I've made lots of money buying the 10yr when it's near 3% and just hanging on (2011 was like hitting the lottery). This time should be no different. If I'm wrong, I'll just roll down the yield curve. Great trade---can't lose.


Clowns on Acid's picture

Like the trade. Hate when you say "can't lose". Loosah.

Boston's picture

For slower thinking folks (like you) out there, please interpret my "can't lose" as "high probability". 

Happy now?

hugovanderbubble's picture

Tom Fitzpatrick one of the best FX Technical Analyst Worldwide.Regards

Space Animatoltipap's picture

Perhaps, but likes to leave out certain info. eg Manipulation of interest rates, QE policy, the evoluation of the POG. Oh wait, technical developments doesn't deal with conscious behaviour is of course the weird fantasy. Now I understand.

wisehiney's picture

Whipsaw time. Lean em way over there. 1.5, BAM 3.0! Lean way over there. 3.0 Bam! 1.5
Really been nice getting paid that 4.5 the past few years while gaming the game. The credit markets are trillions, the debt loads weighing it all down by trillions. The fed is dealing with billions. It took all the derivatives and propaganda they could muster to push 10 yr to 3. They sure as hell cannot keep it that high. Cap gain time.

Rubbish's picture

Put your faith with the Feds? Wishful thinking....

StychoKiller's picture

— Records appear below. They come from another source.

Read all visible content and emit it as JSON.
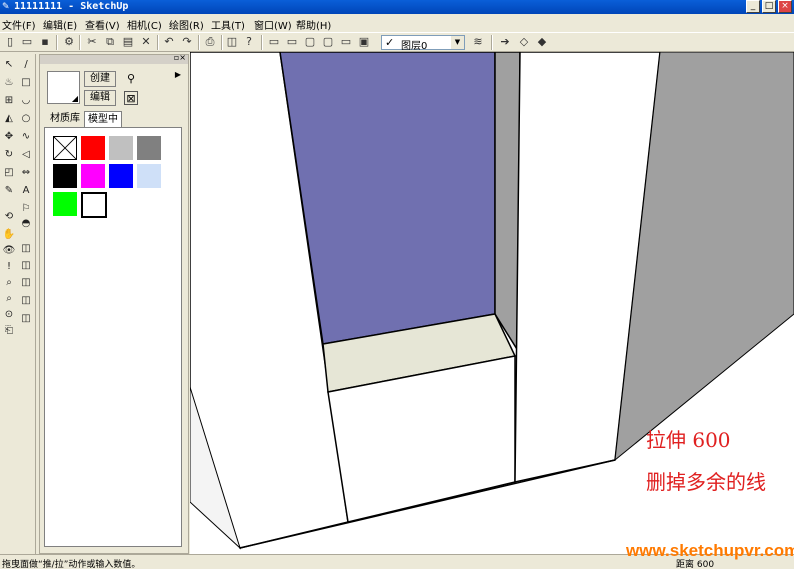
{
  "window": {
    "title": "11111111 - SketchUp"
  },
  "menu": [
    "文件(F)",
    "编辑(E)",
    "查看(V)",
    "相机(C)",
    "绘图(R)",
    "工具(T)",
    "窗口(W)",
    "帮助(H)"
  ],
  "toolbar": {
    "layer_value": "图层0"
  },
  "materials": {
    "create_label": "创建",
    "edit_label": "编辑",
    "tabs": [
      "材质库",
      "模型中"
    ],
    "active_tab": 1,
    "swatches": [
      {
        "name": "default",
        "color": "#ffffff"
      },
      {
        "name": "red",
        "color": "#ff0000"
      },
      {
        "name": "light-gray",
        "color": "#c0c0c0"
      },
      {
        "name": "gray",
        "color": "#808080"
      },
      {
        "name": "black",
        "color": "#000000"
      },
      {
        "name": "magenta",
        "color": "#ff00ff"
      },
      {
        "name": "blue",
        "color": "#0000ff"
      },
      {
        "name": "translucent-blue",
        "color": "#cfe0f8"
      },
      {
        "name": "green",
        "color": "#00ff00"
      },
      {
        "name": "white",
        "color": "#ffffff"
      }
    ]
  },
  "annotation": {
    "line1": "拉伸 600",
    "line2": "删掉多余的线"
  },
  "status": {
    "hint": "拖曳面做“推/拉”动作或输入数值。",
    "measure": "距离 600"
  },
  "watermark": "www.sketchupvr.com",
  "colors": {
    "window_blue": "#7070b0",
    "face_gray": "#a0a0a0",
    "ledge": "#e6e6d6"
  }
}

These "conventional" economic analyst jackwagons have been wrong about so many other things, what if they're wrong about the direction of interest rates as well?

wisehiney's picture

Citi should give ZH credit for this analysis. They even used the same charts.